**TASK OBJECTIVE:**
Since the entries below must stay intact, return each one exactly.

**TASK INPUTS:**
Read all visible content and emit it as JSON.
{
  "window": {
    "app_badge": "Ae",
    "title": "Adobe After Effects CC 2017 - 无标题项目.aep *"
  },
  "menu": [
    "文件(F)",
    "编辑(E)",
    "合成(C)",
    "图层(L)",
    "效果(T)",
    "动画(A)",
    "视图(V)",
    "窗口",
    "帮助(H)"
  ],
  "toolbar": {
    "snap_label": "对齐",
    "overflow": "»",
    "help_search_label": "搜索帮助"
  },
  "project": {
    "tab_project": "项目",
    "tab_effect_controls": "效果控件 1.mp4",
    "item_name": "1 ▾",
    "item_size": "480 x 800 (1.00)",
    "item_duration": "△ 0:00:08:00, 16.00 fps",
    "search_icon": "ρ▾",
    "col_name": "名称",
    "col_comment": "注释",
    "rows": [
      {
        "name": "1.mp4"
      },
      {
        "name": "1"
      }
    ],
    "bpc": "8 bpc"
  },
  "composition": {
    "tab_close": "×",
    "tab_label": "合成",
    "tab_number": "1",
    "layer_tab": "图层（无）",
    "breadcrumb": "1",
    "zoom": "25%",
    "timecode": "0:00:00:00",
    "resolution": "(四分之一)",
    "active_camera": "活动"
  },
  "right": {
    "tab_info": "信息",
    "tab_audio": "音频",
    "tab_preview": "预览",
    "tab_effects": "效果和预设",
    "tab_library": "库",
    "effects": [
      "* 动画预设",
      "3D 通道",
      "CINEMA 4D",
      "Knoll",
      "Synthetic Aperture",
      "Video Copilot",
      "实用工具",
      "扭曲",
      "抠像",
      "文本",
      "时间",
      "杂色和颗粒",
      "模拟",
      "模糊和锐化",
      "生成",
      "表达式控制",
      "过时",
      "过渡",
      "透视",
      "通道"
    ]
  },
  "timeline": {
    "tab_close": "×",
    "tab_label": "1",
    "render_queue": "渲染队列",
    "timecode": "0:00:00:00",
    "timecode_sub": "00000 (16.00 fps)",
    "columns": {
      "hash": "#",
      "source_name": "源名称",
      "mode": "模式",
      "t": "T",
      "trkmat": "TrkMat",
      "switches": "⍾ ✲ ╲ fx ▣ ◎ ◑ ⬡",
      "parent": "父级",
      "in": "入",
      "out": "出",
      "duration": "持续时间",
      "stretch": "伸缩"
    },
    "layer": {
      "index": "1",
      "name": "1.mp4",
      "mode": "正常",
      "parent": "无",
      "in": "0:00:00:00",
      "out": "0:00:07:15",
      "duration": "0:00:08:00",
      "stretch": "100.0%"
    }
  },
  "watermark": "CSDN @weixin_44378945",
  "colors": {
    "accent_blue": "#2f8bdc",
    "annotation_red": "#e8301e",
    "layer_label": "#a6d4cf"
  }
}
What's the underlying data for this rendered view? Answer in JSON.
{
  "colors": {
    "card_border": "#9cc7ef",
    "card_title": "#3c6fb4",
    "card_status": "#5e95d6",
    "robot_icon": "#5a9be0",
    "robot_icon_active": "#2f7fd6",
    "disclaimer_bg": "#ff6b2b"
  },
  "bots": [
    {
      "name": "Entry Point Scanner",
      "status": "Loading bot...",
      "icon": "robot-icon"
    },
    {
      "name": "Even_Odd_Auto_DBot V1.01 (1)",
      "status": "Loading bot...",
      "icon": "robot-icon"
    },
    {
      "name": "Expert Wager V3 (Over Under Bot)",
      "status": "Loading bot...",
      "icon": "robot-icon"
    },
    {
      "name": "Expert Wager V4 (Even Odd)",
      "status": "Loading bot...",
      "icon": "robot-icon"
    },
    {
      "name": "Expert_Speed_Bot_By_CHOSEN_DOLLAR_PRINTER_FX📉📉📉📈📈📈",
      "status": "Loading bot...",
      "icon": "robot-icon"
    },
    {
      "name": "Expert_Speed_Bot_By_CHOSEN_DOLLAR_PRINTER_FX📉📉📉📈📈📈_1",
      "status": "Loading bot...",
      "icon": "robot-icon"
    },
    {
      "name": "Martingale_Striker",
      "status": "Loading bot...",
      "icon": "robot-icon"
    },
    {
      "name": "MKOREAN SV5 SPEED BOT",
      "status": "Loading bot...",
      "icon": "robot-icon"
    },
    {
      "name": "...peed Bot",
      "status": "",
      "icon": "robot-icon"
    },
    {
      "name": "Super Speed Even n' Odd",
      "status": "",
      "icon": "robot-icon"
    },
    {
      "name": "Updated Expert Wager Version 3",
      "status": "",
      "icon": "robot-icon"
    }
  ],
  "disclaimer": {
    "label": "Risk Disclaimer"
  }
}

**TASK ANSWER:**
Read all visible content and emit it as JSON.
{
  "window": {
    "app_badge": "Ae",
    "title": "Adobe After Effects CC 2017 - 无标题项目.aep *"
  },
  "menu": [
    "文件(F)",
    "编辑(E)",
    "合成(C)",
    "图层(L)",
    "效果(T)",
    "动画(A)",
    "视图(V)",
    "窗口",
    "帮助(H)"
  ],
  "toolbar": {
    "snap_label": "对齐",
    "overflow": "»",
    "help_search_label": "搜索帮助"
  },
  "project": {
    "tab_project": "项目",
    "tab_effect_controls": "效果控件 1.mp4",
    "item_name": "1 ▾",
    "item_size": "480 x 800 (1.00)",
    "item_duration": "△ 0:00:08:00, 16.00 fps",
    "search_icon": "ρ▾",
    "col_name": "名称",
    "col_comment": "注释",
    "rows": [
      {
        "name": "1.mp4"
      },
      {
        "name": "1"
      }
    ],
    "bpc": "8 bpc"
  },
  "composition": {
    "tab_close": "×",
    "tab_label": "合成",
    "tab_number": "1",
    "layer_tab": "图层（无）",
    "breadcrumb": "1",
    "zoom": "25%",
    "timecode": "0:00:00:00",
    "resolution": "(四分之一)",
    "active_camera": "活动"
  },
  "right": {
    "tab_info": "信息",
    "tab_audio": "音频",
    "tab_preview": "预览",
    "tab_effects": "效果和预设",
    "tab_library": "库",
    "effects": [
      "* 动画预设",
      "3D 通道",
      "CINEMA 4D",
      "Knoll",
      "Synthetic Aperture",
      "Video Copilot",
      "实用工具",
      "扭曲",
      "抠像",
      "文本",
      "时间",
      "杂色和颗粒",
      "模拟",
      "模糊和锐化",
      "生成",
      "表达式控制",
      "过时",
      "过渡",
      "透视",
      "通道"
    ]
  },
  "timeline": {
    "tab_close": "×",
    "tab_label": "1",
    "render_queue": "渲染队列",
    "timecode": "0:00:00:00",
    "timecode_sub": "00000 (16.00 fps)",
    "columns": {
      "hash": "#",
      "source_name": "源名称",
      "mode": "模式",
      "t": "T",
      "trkmat": "TrkMat",
      "switches": "⍾ ✲ ╲ fx ▣ ◎ ◑ ⬡",
      "parent": "父级",
      "in": "入",
      "out": "出",
      "duration": "持续时间",
      "stretch": "伸缩"
    },
    "layer": {
      "index": "1",
      "name": "1.mp4",
      "mode": "正常",
      "parent": "无",
      "in": "0:00:00:00",
      "out": "0:00:07:15",
      "duration": "0:00:08:00",
      "stretch": "100.0%"
    }
  },
  "watermark": "CSDN @weixin_44378945",
  "colors": {
    "accent_blue": "#2f8bdc",
    "annotation_red": "#e8301e",
    "layer_label": "#a6d4cf"
  }
}
What's the underlying data for this rendered view? Answer in JSON.
{
  "colors": {
    "card_border": "#9cc7ef",
    "card_title": "#3c6fb4",
    "card_status": "#5e95d6",
    "robot_icon": "#5a9be0",
    "robot_icon_active": "#2f7fd6",
    "disclaimer_bg": "#ff6b2b"
  },
  "bots": [
    {
      "name": "Entry Point Scanner",
      "status": "Loading bot...",
      "icon": "robot-icon"
    },
    {
      "name": "Even_Odd_Auto_DBot V1.01 (1)",
      "status": "Loading bot...",
      "icon": "robot-icon"
    },
    {
      "name": "Expert Wager V3 (Over Under Bot)",
      "status": "Loading bot...",
      "icon": "robot-icon"
    },
    {
      "name": "Expert Wager V4 (Even Odd)",
      "status": "Loading bot...",
      "icon": "robot-icon"
    },
    {
      "name": "Expert_Speed_Bot_By_CHOSEN_DOLLAR_PRINTER_FX📉📉📉📈📈📈",
      "status": "Loading bot...",
      "icon": "robot-icon"
    },
    {
      "name": "Expert_Speed_Bot_By_CHOSEN_DOLLAR_PRINTER_FX📉📉📉📈📈📈_1",
      "status": "Loading bot...",
      "icon": "robot-icon"
    },
    {
      "name": "Martingale_Striker",
      "status": "Loading bot...",
      "icon": "robot-icon"
    },
    {
      "name": "MKOREAN SV5 SPEED BOT",
      "status": "Loading bot...",
      "icon": "robot-icon"
    },
    {
      "name": "...peed Bot",
      "status": "",
      "icon": "robot-icon"
    },
    {
      "name": "Super Speed Even n' Odd",
      "status": "",
      "icon": "robot-icon"
    },
    {
      "name": "Updated Expert Wager Version 3",
      "status": "",
      "icon": "robot-icon"
    }
  ],
  "disclaimer": {
    "label": "Risk Disclaimer"
  }
}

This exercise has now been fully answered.